DESCRIPTION OF THE TASK> Records follow. Copy every line with "file".

DATASET RECORDS>
--
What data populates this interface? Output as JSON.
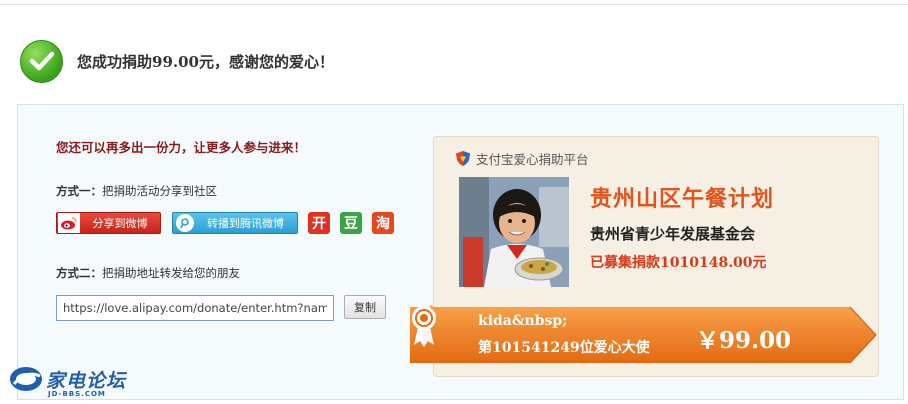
{
  "success": {
    "message": "您成功捐助99.00元，感谢您的爱心！",
    "icon": "check-circle-icon",
    "color": "#3aa11a"
  },
  "share": {
    "invite": "您还可以再多出一份力，让更多人参与进来！",
    "way1_label": "方式一：",
    "way1_text": "把捐助活动分享到社区",
    "weibo_button": "分享到微博",
    "tencent_button": "转播到腾讯微博",
    "kaixin_icon_text": "开",
    "douban_icon_text": "豆",
    "taobao_icon_text": "淘",
    "way2_label": "方式二：",
    "way2_text": "把捐助地址转发给您的朋友",
    "url_value": "https://love.alipay.com/donate/enter.htm?name=",
    "copy_button": "复制"
  },
  "card": {
    "platform": "支付宝爱心捐助平台",
    "project_title": "贵州山区午餐计划",
    "organization": "贵州省青少年发展基金会",
    "raised": "已募集捐款1010148.00元",
    "username": "kida&nbsp;",
    "rank": "第101541249位爱心大使",
    "amount": "￥99.00",
    "accent": "#e2551a",
    "ribbon_color": "#ee7a1e"
  },
  "watermark": {
    "name": "家电论坛",
    "sub": "JD-BBS.COM"
  }
}
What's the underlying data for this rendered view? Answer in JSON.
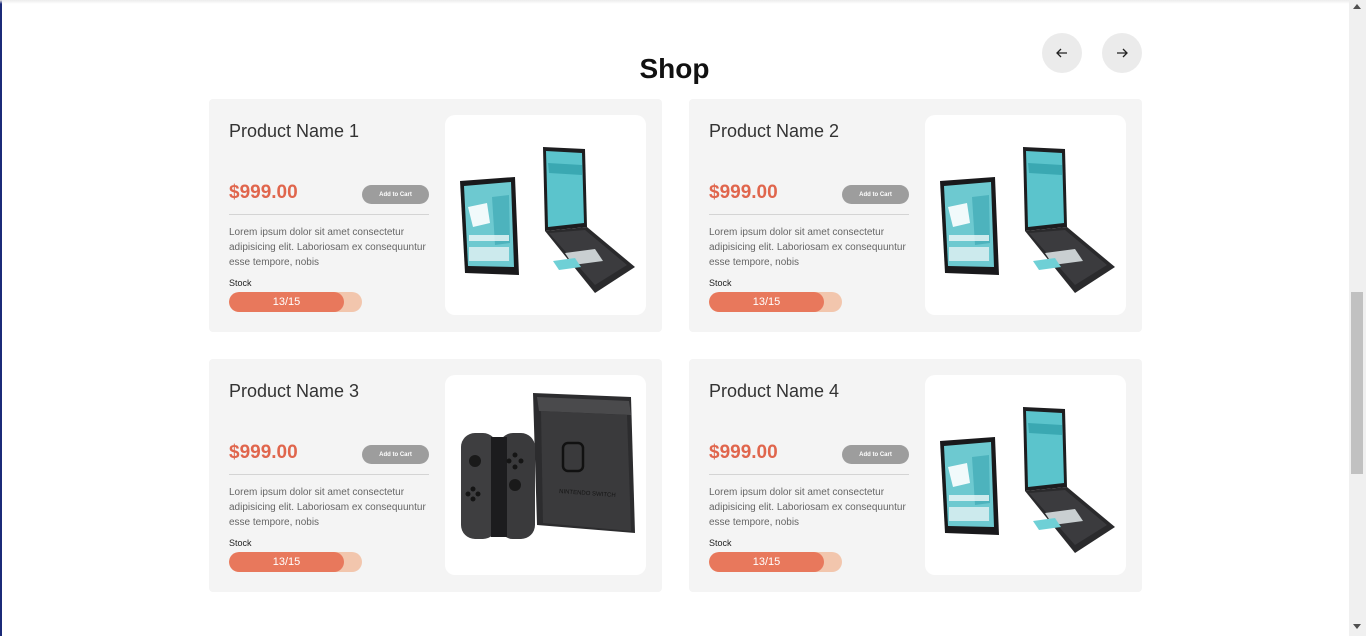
{
  "shop": {
    "title": "Shop",
    "prev_icon": "arrow-left-icon",
    "next_icon": "arrow-right-icon"
  },
  "colors": {
    "price": "#e0664d",
    "stock_fill": "#e8785c",
    "stock_track": "#f2c6ad",
    "cart_button": "#9d9d9d",
    "card_bg": "#f4f4f4"
  },
  "products": [
    {
      "name": "Product Name 1",
      "price": "$999.00",
      "cart_label": "Add to Cart",
      "description": "Lorem ipsum dolor sit amet consectetur adipisicing elit. Laboriosam ex consequuntur esse tempore, nobis",
      "stock_label": "Stock",
      "stock_text": "13/15",
      "stock_fraction": 0.867,
      "image": "tablet-laptop-image"
    },
    {
      "name": "Product Name 2",
      "price": "$999.00",
      "cart_label": "Add to Cart",
      "description": "Lorem ipsum dolor sit amet consectetur adipisicing elit. Laboriosam ex consequuntur esse tempore, nobis",
      "stock_label": "Stock",
      "stock_text": "13/15",
      "stock_fraction": 0.867,
      "image": "tablet-laptop-image"
    },
    {
      "name": "Product Name 3",
      "price": "$999.00",
      "cart_label": "Add to Cart",
      "description": "Lorem ipsum dolor sit amet consectetur adipisicing elit. Laboriosam ex consequuntur esse tempore, nobis",
      "stock_label": "Stock",
      "stock_text": "13/15",
      "stock_fraction": 0.867,
      "image": "game-console-image",
      "image_text": "NINTENDO SWITCH"
    },
    {
      "name": "Product Name 4",
      "price": "$999.00",
      "cart_label": "Add to Cart",
      "description": "Lorem ipsum dolor sit amet consectetur adipisicing elit. Laboriosam ex consequuntur esse tempore, nobis",
      "stock_label": "Stock",
      "stock_text": "13/15",
      "stock_fraction": 0.867,
      "image": "tablet-laptop-image"
    }
  ]
}
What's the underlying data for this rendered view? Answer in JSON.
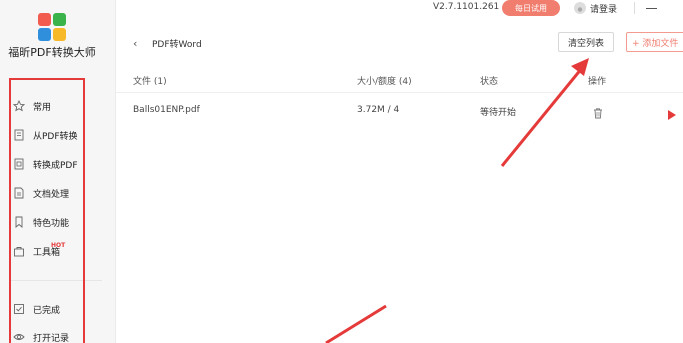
{
  "app": {
    "name": "福昕PDF转换大师",
    "version": "V2.7.1101.261",
    "trial_label": "每日试用",
    "login_label": "请登录"
  },
  "sidebar": {
    "items": [
      {
        "label": "常用",
        "icon": "star-icon"
      },
      {
        "label": "从PDF转换",
        "icon": "pdf-file-icon"
      },
      {
        "label": "转换成PDF",
        "icon": "convert-file-icon"
      },
      {
        "label": "文档处理",
        "icon": "document-icon"
      },
      {
        "label": "特色功能",
        "icon": "bookmark-icon"
      },
      {
        "label": "工具箱",
        "icon": "toolbox-icon",
        "badge": "HOT"
      },
      {
        "label": "已完成",
        "icon": "checkbox-icon"
      },
      {
        "label": "打开记录",
        "icon": "eye-icon"
      }
    ]
  },
  "header": {
    "title": "PDF转Word",
    "clear_label": "清空列表",
    "add_label": "+ 添加文件"
  },
  "table": {
    "columns": [
      "文件 (1)",
      "大小/额度 (4)",
      "状态",
      "操作"
    ],
    "rows": [
      {
        "file": "Balls01ENP.pdf",
        "size": "3.72M / 4",
        "status": "等待开始"
      }
    ]
  },
  "colors": {
    "accent": "#f07d6e",
    "annotation": "#e53a3a"
  }
}
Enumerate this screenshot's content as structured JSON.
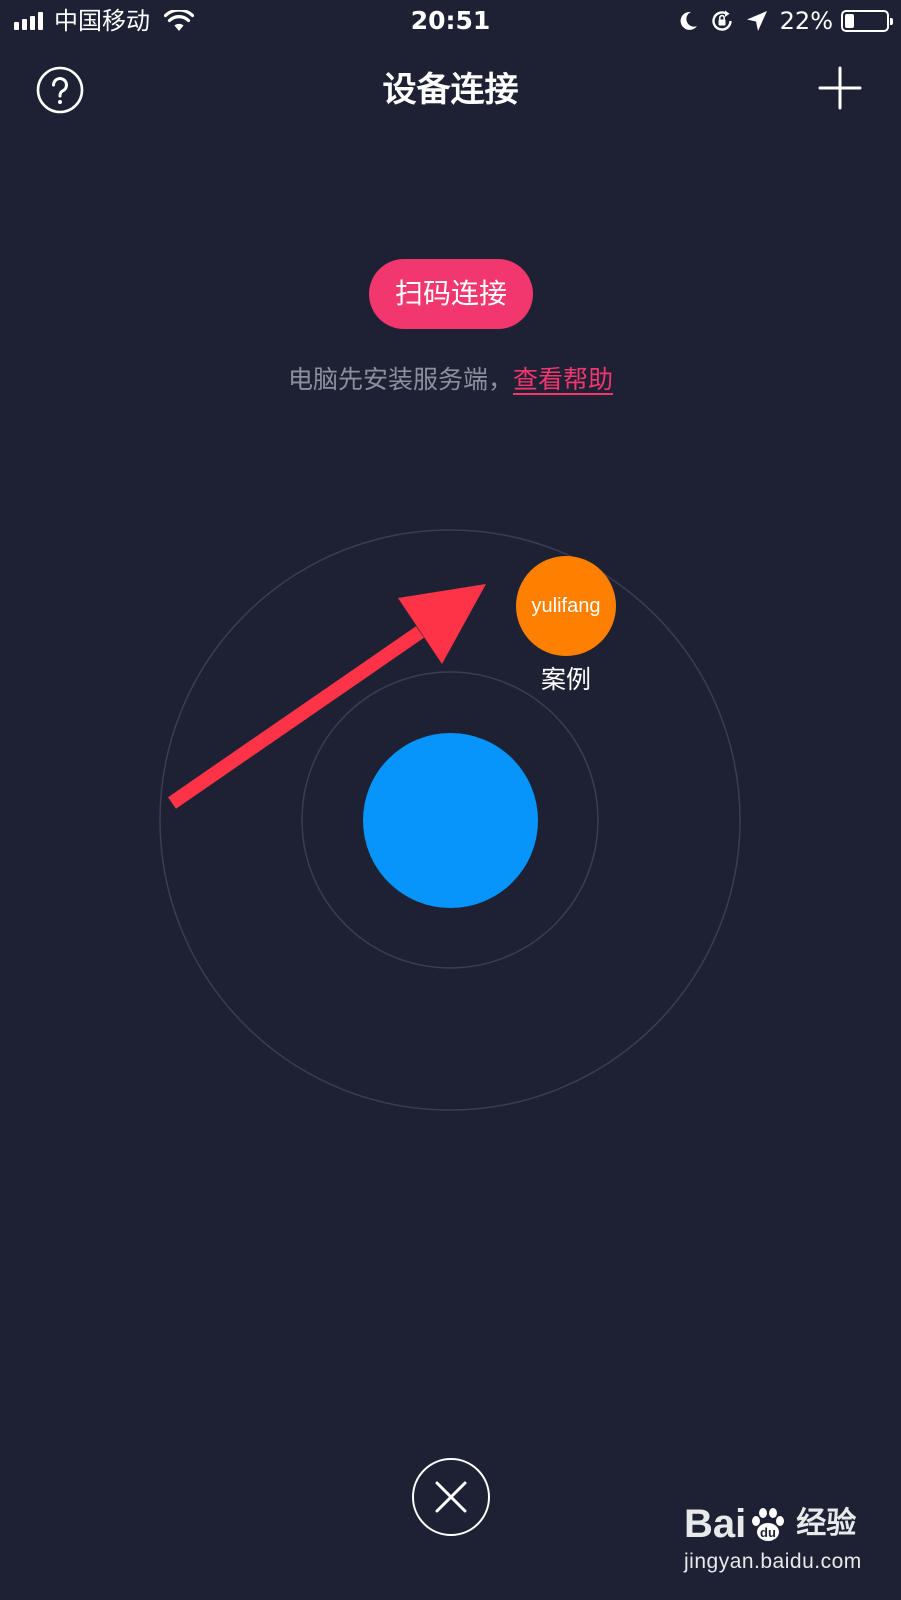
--
WRITTEN REPLY>
        "icon": "pdf-file-icon"
        "icon": "convert-file-icon"
        "file": "Balls01ENP.pdf",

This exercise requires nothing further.